[Prompt]:
Write out the data in full, exactly as shown.

[Data section]:
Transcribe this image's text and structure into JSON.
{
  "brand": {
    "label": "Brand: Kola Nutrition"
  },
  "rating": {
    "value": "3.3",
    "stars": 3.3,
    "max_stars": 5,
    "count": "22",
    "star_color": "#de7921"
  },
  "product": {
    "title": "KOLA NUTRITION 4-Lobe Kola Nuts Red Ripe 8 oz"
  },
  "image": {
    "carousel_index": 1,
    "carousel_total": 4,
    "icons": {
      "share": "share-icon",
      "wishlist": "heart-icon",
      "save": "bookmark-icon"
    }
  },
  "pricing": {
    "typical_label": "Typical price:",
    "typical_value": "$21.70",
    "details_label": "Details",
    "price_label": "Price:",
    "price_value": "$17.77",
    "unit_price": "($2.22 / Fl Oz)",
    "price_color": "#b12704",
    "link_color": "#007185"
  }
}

[Answer section]:
Transcribe this image's text and structure into JSON.
{
  "brand": {
    "label": "Brand: Kola Nutrition"
  },
  "rating": {
    "value": "3.3",
    "stars": 3.3,
    "max_stars": 5,
    "count": "22",
    "star_color": "#de7921"
  },
  "product": {
    "title": "KOLA NUTRITION 4-Lobe Kola Nuts Red Ripe 8 oz"
  },
  "image": {
    "carousel_index": 1,
    "carousel_total": 4,
    "icons": {
      "share": "share-icon",
      "wishlist": "heart-icon",
      "save": "bookmark-icon"
    }
  },
  "pricing": {
    "typical_label": "Typical price:",
    "typical_value": "$21.70",
    "details_label": "Details",
    "price_label": "Price:",
    "price_value": "$17.77",
    "unit_price": "($2.22 / Fl Oz)",
    "price_color": "#b12704",
    "link_color": "#007185"
  }
}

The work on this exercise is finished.